The Endangered Species Act (ESA) continues to serve as one of the most powerful and contested federal legislative mandates for conservation. In the midst of heated debates, researchers, policy makers, and conservation practitioners champion the importance of cooperative conservation and social-ecological systems approaches, which forge partnerships at multiple levels and scales to address complex ecosystem challenges. However, few real-world examples exist to demonstrate how multifaceted collaborations among stakeholders who share a common goal of conserving at-risk species may be nestedwithin a systems framework to achieve social and ecological goals. Here, we present a case study of Greater Sage-grouse (Centrocercus urophasianus) conservation efforts in the "Bi-State" region of California and Nevada, United States. Using key-informant interviews, we explored dimensions and drivers of this landscape-scale conservation effort. Three themes emerged fromthe interviews, including 1) ESA action was transformed into opportunity for system-wide conservation; 2) a diverse, locally based partnership anchored collaboration and engagement acrossmultiple levels and scales; and 3) bestavailable science combined with local knowledge led to "certainty of effectiveness and implementation" - the criteria used by the US Fish and Wildlife Service to evaluate conservation efforts when making listing decisions.
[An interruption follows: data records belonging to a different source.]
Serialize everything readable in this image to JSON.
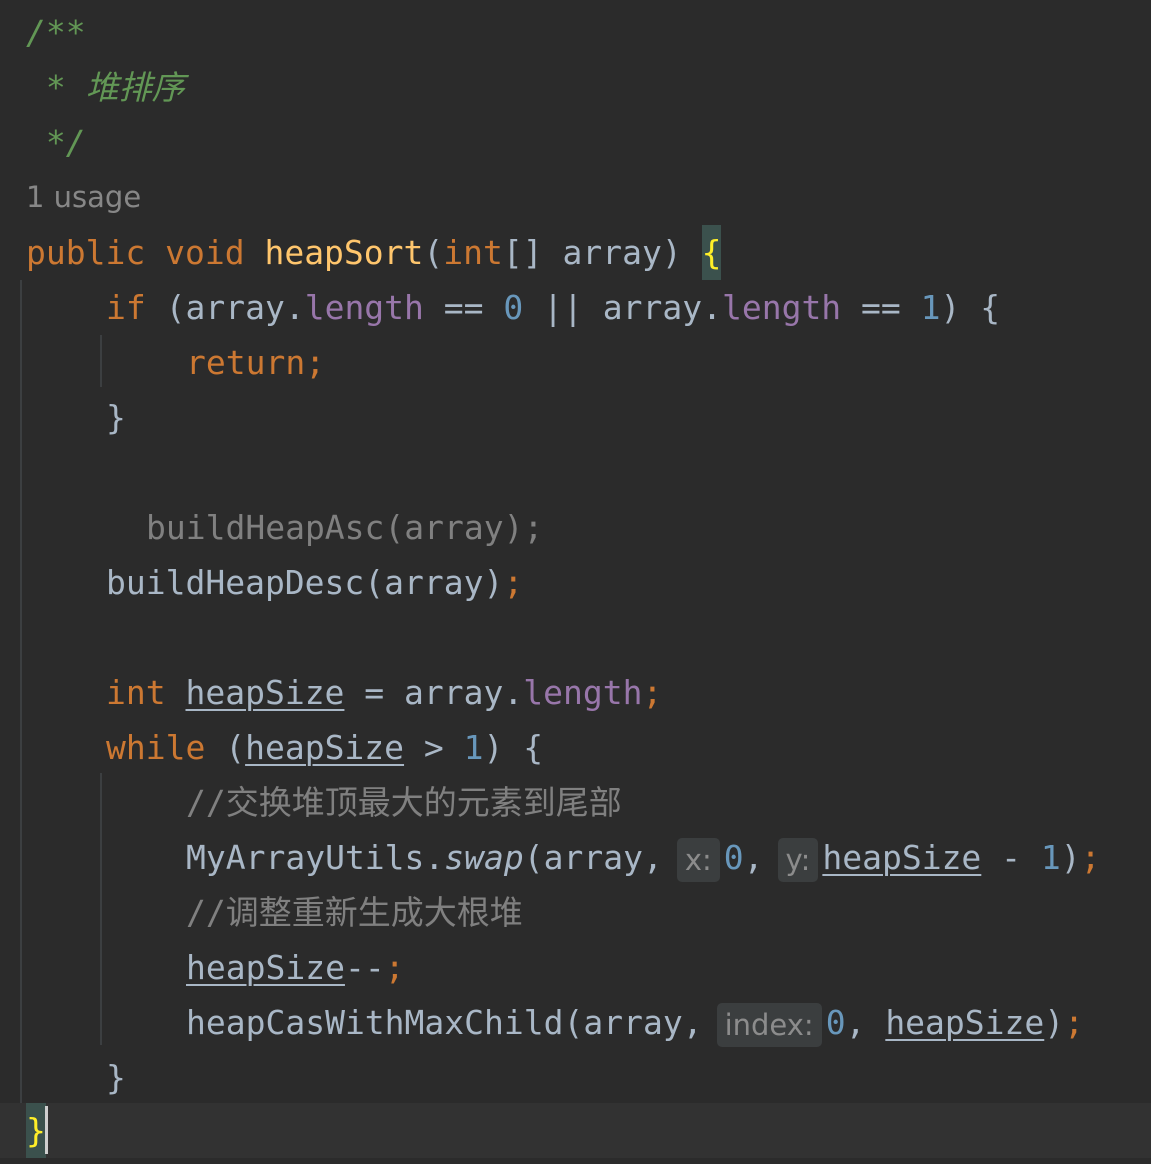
{
  "editor": {
    "doc_comment_open": "/**",
    "doc_comment_text": " * 堆排序",
    "doc_comment_close": " */",
    "usage_hint": "1 usage",
    "sig": {
      "kw_public": "public",
      "kw_void": "void",
      "method_name": "heapSort",
      "paren_open": "(",
      "kw_int": "int",
      "param": "[] array) ",
      "open_brace": "{"
    },
    "if_line": {
      "kw_if": "if",
      "p1": " (array.",
      "length1": "length",
      "op1": " == ",
      "zero": "0",
      "p2": " || array.",
      "length2": "length",
      "op2": " == ",
      "one": "1",
      "p3": ") {"
    },
    "return_kw": "return",
    "return_semi": ";",
    "close_if": "}",
    "commented_call": "buildHeapAsc(array);",
    "desc_call": "buildHeapDesc(array)",
    "desc_semi": ";",
    "decl": {
      "kw_int": "int",
      "var": "heapSize",
      "assign": " = array.",
      "length": "length",
      "semi": ";"
    },
    "while_line": {
      "kw_while": "while",
      "p1": " (",
      "var": "heapSize",
      "op": " > ",
      "one": "1",
      "p2": ") {"
    },
    "comment_swap": "//交换堆顶最大的元素到尾部",
    "swap_line": {
      "prefix": "MyArrayUtils.",
      "method": "swap",
      "args1": "(array,",
      "hint_x": "x:",
      "zero": "0",
      "comma": ",",
      "hint_y": "y:",
      "var": "heapSize",
      "minus": " - ",
      "one": "1",
      "close": ")",
      "semi": ";"
    },
    "comment_adjust": "//调整重新生成大根堆",
    "dec_line": {
      "var": "heapSize",
      "op": "--",
      "semi": ";"
    },
    "cas_line": {
      "prefix": "heapCasWithMaxChild(array,",
      "hint_index": "index:",
      "zero": "0",
      "comma": ",",
      "var": "heapSize",
      "close": ")",
      "semi": ";"
    },
    "close_while": "}",
    "close_method": "}"
  }
}
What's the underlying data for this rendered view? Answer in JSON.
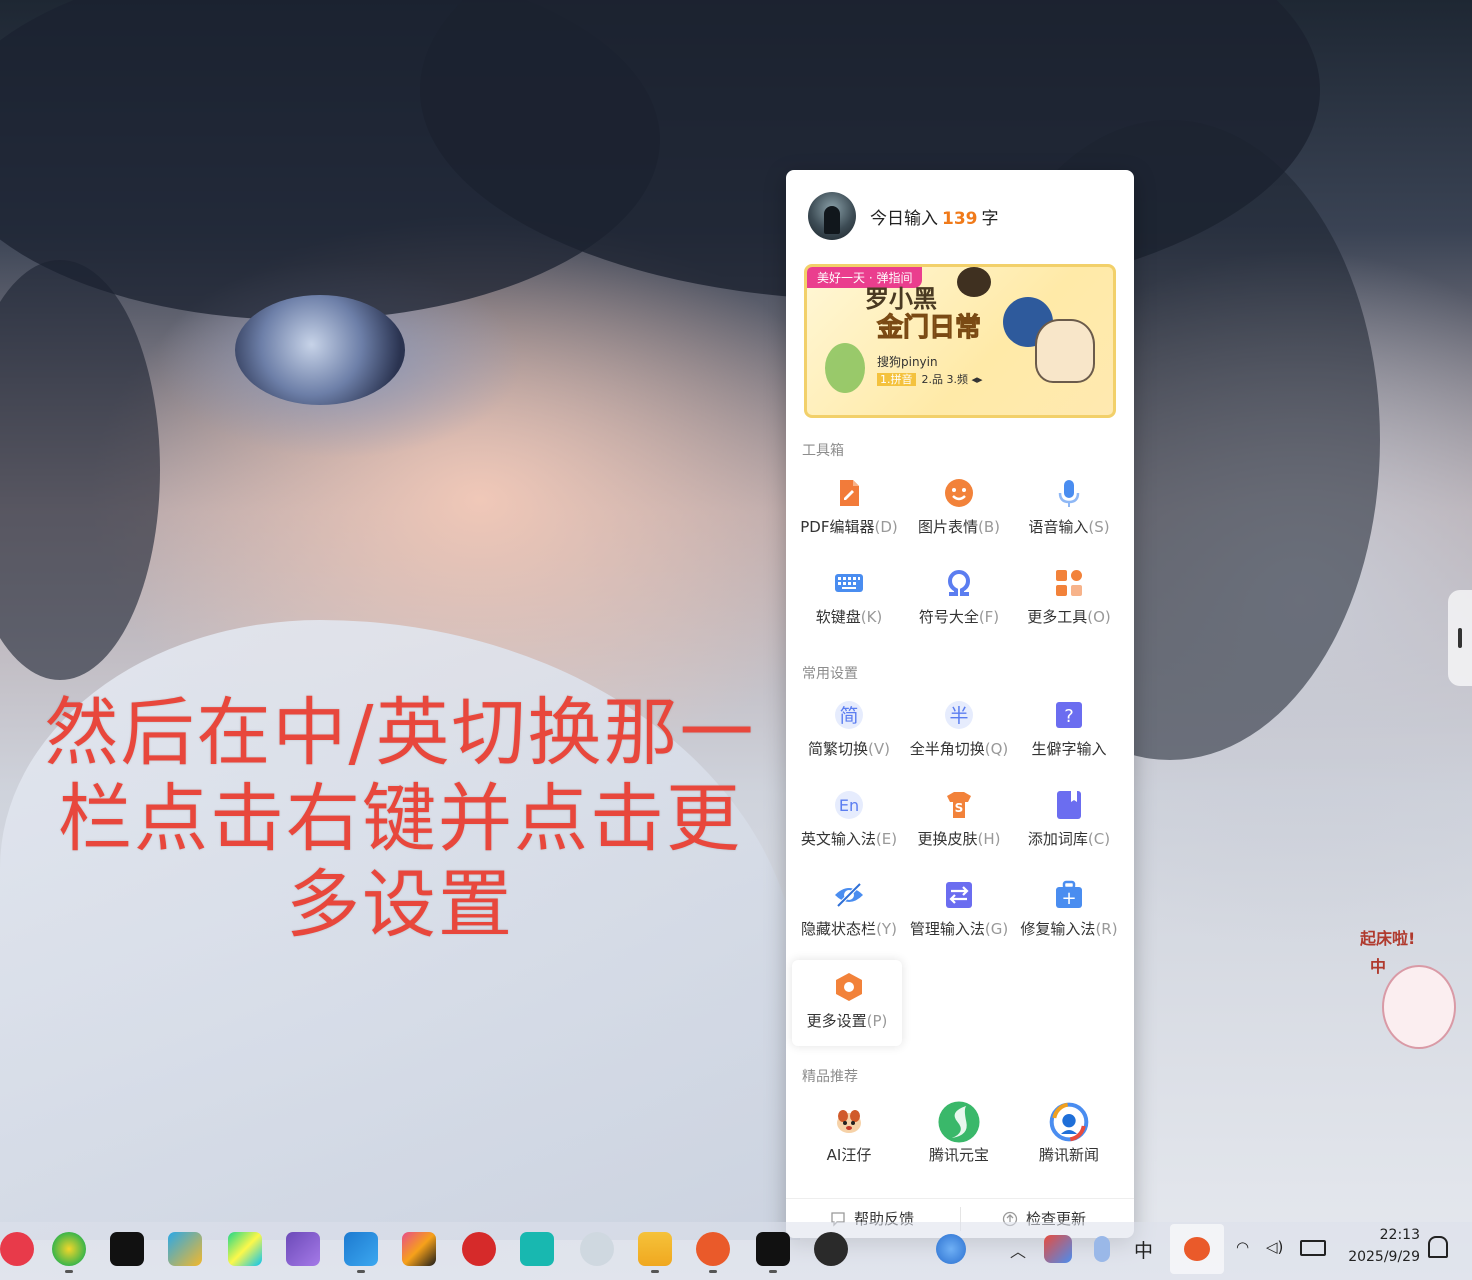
{
  "annotation": {
    "line1": "然后在中/英切换那一",
    "line2": "栏点击右键并点击更",
    "line3": "多设置"
  },
  "panel": {
    "today_prefix": "今日输入",
    "today_count": "139",
    "today_unit": "字",
    "banner": {
      "tag": "美好一天 · 弹指间",
      "title": "罗小黑",
      "subtitle": "金门日常",
      "brand": "搜狗pinyin",
      "candidates_first": "1.拼音",
      "candidates_rest": "2.品  3.频  ◂▸"
    },
    "toolbox": {
      "title": "工具箱",
      "items": [
        {
          "label": "PDF编辑器",
          "key": "(D)",
          "icon": "pdf-editor-icon",
          "color": "#f27b3a"
        },
        {
          "label": "图片表情",
          "key": "(B)",
          "icon": "emoji-icon",
          "color": "#f2823a"
        },
        {
          "label": "语音输入",
          "key": "(S)",
          "icon": "microphone-icon",
          "color": "#4a8df0"
        },
        {
          "label": "软键盘",
          "key": "(K)",
          "icon": "keyboard-icon",
          "color": "#4a8df0"
        },
        {
          "label": "符号大全",
          "key": "(F)",
          "icon": "omega-icon",
          "color": "#5b7df0"
        },
        {
          "label": "更多工具",
          "key": "(O)",
          "icon": "grid-icon",
          "color": "#f2823a"
        }
      ]
    },
    "settings": {
      "title": "常用设置",
      "items": [
        {
          "label": "简繁切换",
          "key": "(V)",
          "icon": "simplified-traditional-icon",
          "glyph": "简",
          "color": "#5b7df0"
        },
        {
          "label": "全半角切换",
          "key": "(Q)",
          "icon": "half-width-icon",
          "glyph": "半",
          "color": "#5b7df0"
        },
        {
          "label": "生僻字输入",
          "key": "",
          "icon": "rare-char-icon",
          "glyph": "?",
          "color": "#6b6df0"
        },
        {
          "label": "英文输入法",
          "key": "(E)",
          "icon": "english-icon",
          "glyph": "En",
          "color": "#5b7df0"
        },
        {
          "label": "更换皮肤",
          "key": "(H)",
          "icon": "skin-icon",
          "glyph": "S",
          "color": "#f2823a"
        },
        {
          "label": "添加词库",
          "key": "(C)",
          "icon": "dictionary-icon",
          "glyph": "",
          "color": "#6b6df0"
        },
        {
          "label": "隐藏状态栏",
          "key": "(Y)",
          "icon": "hide-eye-icon",
          "glyph": "",
          "color": "#4a8df0"
        },
        {
          "label": "管理输入法",
          "key": "(G)",
          "icon": "manage-icon",
          "glyph": "",
          "color": "#6b6df0"
        },
        {
          "label": "修复输入法",
          "key": "(R)",
          "icon": "repair-kit-icon",
          "glyph": "+",
          "color": "#4a8df0"
        },
        {
          "label": "更多设置",
          "key": "(P)",
          "icon": "settings-hexagon-icon",
          "glyph": "",
          "color": "#f2823a"
        }
      ]
    },
    "recommend": {
      "title": "精品推荐",
      "items": [
        {
          "label": "AI汪仔",
          "icon": "ai-dog-icon"
        },
        {
          "label": "腾讯元宝",
          "icon": "yuanbao-icon"
        },
        {
          "label": "腾讯新闻",
          "icon": "tencent-news-icon"
        }
      ]
    },
    "footer": {
      "help": "帮助反馈",
      "update": "检查更新"
    }
  },
  "taskbar": {
    "time": "22:13",
    "date": "2025/9/29",
    "ime_indicator": "中"
  },
  "sticker": {
    "text1": "起床啦!",
    "text2": "中"
  }
}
Ultimately, collaborative conservation through multistakeholder engagement at various levels and scales led to proactive planning and implementation of conservation measures and precluded the need for an ESA listing of the Bi-State population of Greater Sage-grouse. This article presents a potent example of howa systems approach integrating policy, management, and learning can be used to successfully overcome the conflict-laden and "wicked" challenges that surround at-risk species conservation.
- adaptive management
- cooperative conservation
- endangered species management
- human dimensions of natural resource